At no point under Muschamp has there been this kind of capable talent at offensive skill positions. Florida is stronger at running back and wide receiver than it has been since the heyday of the Urban Meyer years.
That's thanks to a perfect storm of recruiting and development in recent years. Technically, the Gators are led by redshirt senior Quinton Dunbar at wide receiver, but the muscle of the group comes from second-year receivers from the marquee class of 2013. Ahmad Fulwood emerged as the receiver opposite Dunbar, sharing similar traits with a larger upside. Demarcus Robinson is the home run threat and a player who can turn 10-yard crossing routes into touchdowns.
At running back, the Gators were without two scholarship players for all of spring and still appeared loaded. Kelvin Taylor is back and this time being treated as the No. 1 back from the start, but "feature back" status is less defined after Kurt Roper had four running backs with 60 carries or more at Duke last season. Entering the season, Florida will have six scholarship running backs it trusts to carry the ball.
What are the questions still lingering around Florida after the conclusion of spring practice?
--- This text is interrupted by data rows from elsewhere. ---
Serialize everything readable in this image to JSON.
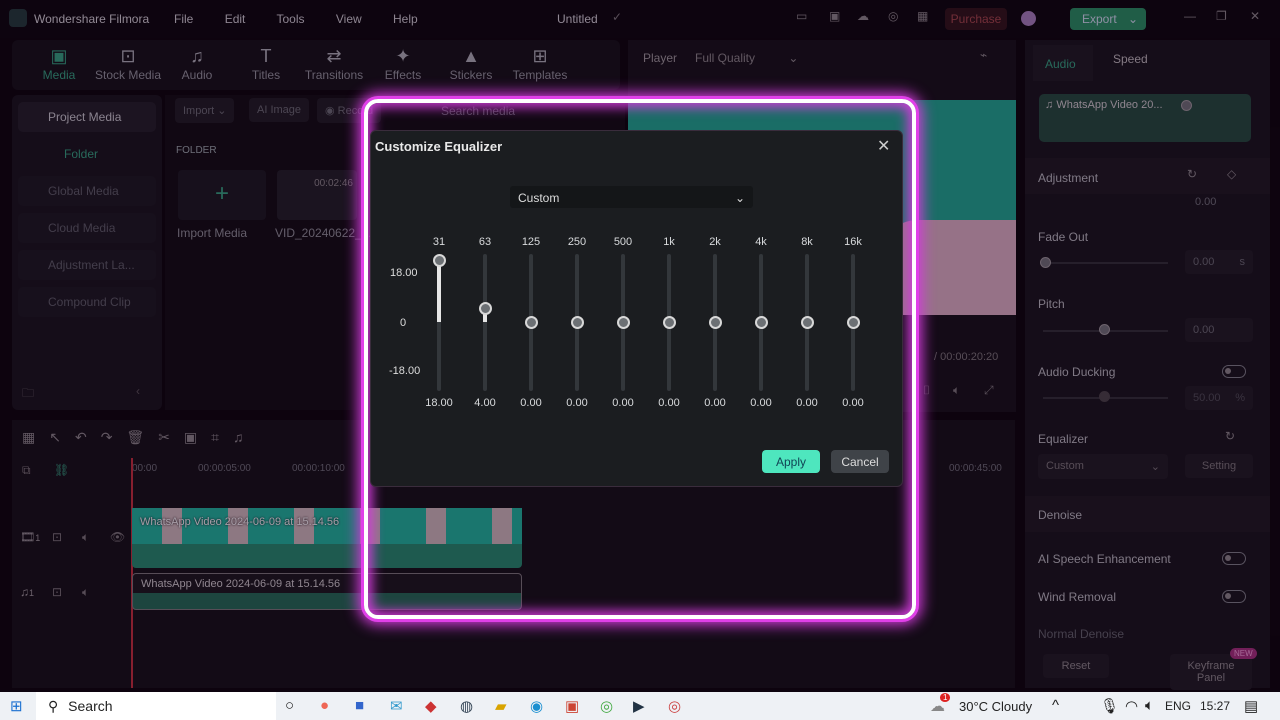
{
  "app": {
    "name": "Wondershare Filmora",
    "title": "Untitled",
    "menu": [
      "File",
      "Edit",
      "Tools",
      "View",
      "Help"
    ],
    "purchase": "Purchase",
    "export": "Export"
  },
  "toolbar": [
    {
      "label": "Media",
      "icon": "media-icon"
    },
    {
      "label": "Stock Media",
      "icon": "stock-media-icon"
    },
    {
      "label": "Audio",
      "icon": "music-note-icon"
    },
    {
      "label": "Titles",
      "icon": "titles-icon"
    },
    {
      "label": "Transitions",
      "icon": "transitions-icon"
    },
    {
      "label": "Effects",
      "icon": "effects-icon"
    },
    {
      "label": "Stickers",
      "icon": "stickers-icon"
    },
    {
      "label": "Templates",
      "icon": "templates-icon"
    }
  ],
  "sidebar": {
    "project_media": "Project Media",
    "folder": "Folder",
    "items": [
      "Global Media",
      "Cloud Media",
      "Adjustment La...",
      "Compound Clip"
    ]
  },
  "media": {
    "import": "Import",
    "ai_image": "AI Image",
    "record": "Record",
    "search_placeholder": "Search media",
    "folder_label": "FOLDER",
    "import_media": "Import Media",
    "clip_name": "VID_20240622_1...",
    "clip_duration": "00:02:46"
  },
  "player": {
    "label": "Player",
    "quality": "Full Quality",
    "total_time": "00:00:20:20"
  },
  "timeline": {
    "ticks": [
      "00:00",
      "00:00:05:00",
      "00:00:10:00",
      "00:00:45:00"
    ],
    "video_clip": "WhatsApp Video 2024-06-09 at 15.14.56",
    "audio_clip": "WhatsApp Video 2024-06-09 at 15.14.56",
    "video_track": "1",
    "audio_track": "1"
  },
  "right": {
    "tabs": [
      "Audio",
      "Speed"
    ],
    "clip": "WhatsApp Video 20...",
    "adjustment": "Adjustment",
    "fade_in_value": "0.00",
    "fade_out": "Fade Out",
    "fade_out_value": "0.00",
    "unit_s": "s",
    "pitch": "Pitch",
    "pitch_value": "0.00",
    "audio_ducking": "Audio Ducking",
    "ducking_value": "50.00",
    "unit_pct": "%",
    "equalizer": "Equalizer",
    "eq_preset": "Custom",
    "setting": "Setting",
    "denoise": "Denoise",
    "ai_speech": "AI Speech Enhancement",
    "wind": "Wind Removal",
    "normal_denoise": "Normal Denoise",
    "reset": "Reset",
    "keyframe": "Keyframe Panel",
    "new_badge": "NEW"
  },
  "dialog": {
    "title": "Customize Equalizer",
    "preset": "Custom",
    "scale": {
      "max": "18.00",
      "zero": "0",
      "min": "-18.00"
    },
    "bands": [
      {
        "freq": "31",
        "value": 18
      },
      {
        "freq": "63",
        "value": 4
      },
      {
        "freq": "125",
        "value": 0
      },
      {
        "freq": "250",
        "value": 0
      },
      {
        "freq": "500",
        "value": 0
      },
      {
        "freq": "1k",
        "value": 0
      },
      {
        "freq": "2k",
        "value": 0
      },
      {
        "freq": "4k",
        "value": 0
      },
      {
        "freq": "8k",
        "value": 0
      },
      {
        "freq": "16k",
        "value": 0
      }
    ],
    "apply": "Apply",
    "cancel": "Cancel"
  },
  "taskbar": {
    "search": "Search",
    "weather": "30°C  Cloudy",
    "lang": "ENG",
    "time": "15:27",
    "notif": "1"
  }
}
Maybe the biggest red flag for the 2014 season at this point is that this does not look like a championship-caliber defense. The one aspect Muschamp has been able to hang his hat on for three years lacks capable depth in a big way and is too green at too many positions to not have growing pains come fall.
When asked recently what positions he feels best about defensively, Muschamp said Dante Fowler Jr. and Vernon Hargreaves III. Linebacker is the only defensive position that looks to have any kind of depth, and Florida is coming off a putrid season at that position. The Gators operate off a constant rotation up front but only came out of spring trusting four defensive linemen.
Florida's aforementioned skill position prowess will only be given room to breathe if an even thinner offensive line than the 2013 version stays healthy.
What players stepped up during spring?
Fowler and Hargreaves are Florida's best players and that was evident throughout spring camp, leading to neither being required to play in the spring game. But they weren't the only ones who came across as future impact players.
Asked to play defensive tackle all spring (he'll play both end and tackle come fall), Jonathan Bullard was an imposing force, using his athletic advantage to terrorize guards and disrupt plays. Robinson and Latroy Pittman bounced back from suspension-hindered seasons. Pittman will be Florida's starting slot receiver, while Robinson is a regular rotating with Dunbar. Adam Lane, a 5-foot-7, 222-pound bowling ball of muscle was the toughest UF running back to tackle all spring. Kyle Christy and Austin Hardin looked like the kind of punter and kicker the Gators need them to be.
Who are the players who need to step up heading into summer?
Spring was about knocking off rust for quarterback Jeff Driskel, whose season lasted less than three games because of a broken leg. The summer and fall camp need to be about developing timing with his receivers and sharpening his decision-making. Driskel is still too deliberate in his passing and often waits until a play has closed up to throw.
The Gators need production at defensive tackle if Fowler is going to have the kind of breakout season that was expected of him in 2013 but never happened. Darious Cummings looked strong in limited spring action, but Leon Orr - who missed spring with a fractured wrist - must create problems inside for offensive lines to open plays up for the Gators' best pass-rusher.